No Responses to “SoftBank tries to rebuild its reputation, Airbnb vaguely vows to verify listings, and how social media magnifies a crisis”

    Ronald N. Levy says:

    A financial house that has had a huge reversal like SoftBank’s must usually do five things:

    .1. Admit the mis-step, an admission that ends what could otherwise be a continuing and reputation-damaging argument over whether the company was guilty or not guilty of a blunder.

    .2. Install such magnificent management that stakeholders and the public are satisfied that now the company can move forward.

    .3. Do what needs doing to hold down damage from the blunder that was made.

    .4. Take an action that gets stakeholders and the public to be emotionally on the company’s side, not just spectators but fans who are deep down cheering for the company’s success.

    .5. Make what is urgently needed, a Major Move demonstrating that sure enough, this company still has the skills and magic it used to have, the ability to achieve successes that are extraordinary and even breathtaking.

    Step #1, the admission, has already been made and very well. Often a company’s top executive is deep down almost unable to admit such serious error but Masayoshi Son has done this beautifully with impressive candor.

    Step #2 is also done because Masayoshi Son is widely recognized as an investment genius, one of the greatest ever. Even an Albert Einstein or Thomas Edison of investment management isn’t expected to never make a single error and remains clearly brilliant despite an error that has been made.

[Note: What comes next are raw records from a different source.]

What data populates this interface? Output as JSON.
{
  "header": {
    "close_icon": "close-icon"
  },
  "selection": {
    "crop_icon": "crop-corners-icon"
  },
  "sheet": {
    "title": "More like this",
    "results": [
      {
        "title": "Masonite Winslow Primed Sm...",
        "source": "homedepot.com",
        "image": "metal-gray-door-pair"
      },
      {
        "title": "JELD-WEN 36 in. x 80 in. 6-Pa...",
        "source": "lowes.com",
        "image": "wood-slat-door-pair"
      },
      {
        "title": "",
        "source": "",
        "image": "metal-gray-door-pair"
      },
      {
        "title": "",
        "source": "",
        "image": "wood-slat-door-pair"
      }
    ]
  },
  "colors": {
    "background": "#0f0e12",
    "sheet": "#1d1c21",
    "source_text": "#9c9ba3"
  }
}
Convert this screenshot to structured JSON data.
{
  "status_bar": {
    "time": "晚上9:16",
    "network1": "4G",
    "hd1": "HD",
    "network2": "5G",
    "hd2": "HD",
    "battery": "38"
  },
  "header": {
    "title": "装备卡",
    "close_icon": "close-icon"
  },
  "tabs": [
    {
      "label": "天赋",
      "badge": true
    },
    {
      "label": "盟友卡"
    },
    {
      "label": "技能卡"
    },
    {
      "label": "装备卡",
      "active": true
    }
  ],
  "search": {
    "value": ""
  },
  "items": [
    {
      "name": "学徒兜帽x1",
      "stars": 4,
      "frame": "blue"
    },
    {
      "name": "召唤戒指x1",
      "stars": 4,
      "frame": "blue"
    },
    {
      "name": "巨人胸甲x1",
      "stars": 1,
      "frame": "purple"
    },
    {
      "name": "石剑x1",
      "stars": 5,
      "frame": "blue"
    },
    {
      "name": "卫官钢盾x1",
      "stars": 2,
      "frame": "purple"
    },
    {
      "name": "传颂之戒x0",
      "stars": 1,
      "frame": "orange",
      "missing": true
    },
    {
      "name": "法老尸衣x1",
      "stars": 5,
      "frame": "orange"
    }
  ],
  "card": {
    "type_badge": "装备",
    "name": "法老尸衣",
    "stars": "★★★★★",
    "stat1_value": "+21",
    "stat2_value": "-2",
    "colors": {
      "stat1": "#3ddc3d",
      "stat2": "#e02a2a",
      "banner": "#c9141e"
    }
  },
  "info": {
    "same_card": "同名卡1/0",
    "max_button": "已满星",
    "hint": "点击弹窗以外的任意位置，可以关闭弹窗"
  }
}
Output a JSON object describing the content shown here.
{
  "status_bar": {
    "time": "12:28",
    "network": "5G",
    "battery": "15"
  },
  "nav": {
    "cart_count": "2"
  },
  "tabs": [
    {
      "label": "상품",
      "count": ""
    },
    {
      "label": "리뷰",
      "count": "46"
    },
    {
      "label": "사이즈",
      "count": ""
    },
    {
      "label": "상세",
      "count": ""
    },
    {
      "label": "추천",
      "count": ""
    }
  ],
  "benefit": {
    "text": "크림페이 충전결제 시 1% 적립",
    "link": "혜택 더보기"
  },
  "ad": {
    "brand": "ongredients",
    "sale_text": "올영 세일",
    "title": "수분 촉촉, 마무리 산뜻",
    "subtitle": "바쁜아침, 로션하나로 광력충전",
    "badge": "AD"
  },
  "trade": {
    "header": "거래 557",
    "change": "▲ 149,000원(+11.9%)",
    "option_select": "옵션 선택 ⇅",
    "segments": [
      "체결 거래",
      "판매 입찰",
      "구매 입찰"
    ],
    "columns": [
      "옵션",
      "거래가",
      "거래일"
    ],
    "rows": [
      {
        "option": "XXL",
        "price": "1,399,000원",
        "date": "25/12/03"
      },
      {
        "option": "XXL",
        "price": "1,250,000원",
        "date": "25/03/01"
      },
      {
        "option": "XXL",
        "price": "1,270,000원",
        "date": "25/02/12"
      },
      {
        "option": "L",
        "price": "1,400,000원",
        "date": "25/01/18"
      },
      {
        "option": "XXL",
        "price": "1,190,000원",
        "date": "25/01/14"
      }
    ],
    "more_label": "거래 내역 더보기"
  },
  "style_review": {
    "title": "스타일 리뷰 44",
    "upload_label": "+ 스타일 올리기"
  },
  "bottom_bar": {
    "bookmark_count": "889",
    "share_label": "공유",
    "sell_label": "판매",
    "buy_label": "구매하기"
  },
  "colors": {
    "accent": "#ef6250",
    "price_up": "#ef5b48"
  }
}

    Step #3 is clearly going to be made now that Masayoshi Son has made clear firmly that SoftBank is not going to kiss away good money after bad in this situation.

    Step #4 will be accomplished when PR executives at SoftBank or at a great PR firm guide the company to win massive public acclaim with a Cone-style CSR project that PR Daily h written about. If the company donates an anti-cancer research lab to America’s Memorial Sloan Kettering Cancer Center—a lab that my save over a million American lives a year—could SoftBank promptly win over 100 million American fans?

    Step #5, the Major Move in finance, may be far tougher to achieve than the first four steps combined. But when we look at what Masayoshi Son has already accomplished for SoftBank, it seems reasonable to guess that he can keep doing it, and that step#5 will be well within his ability.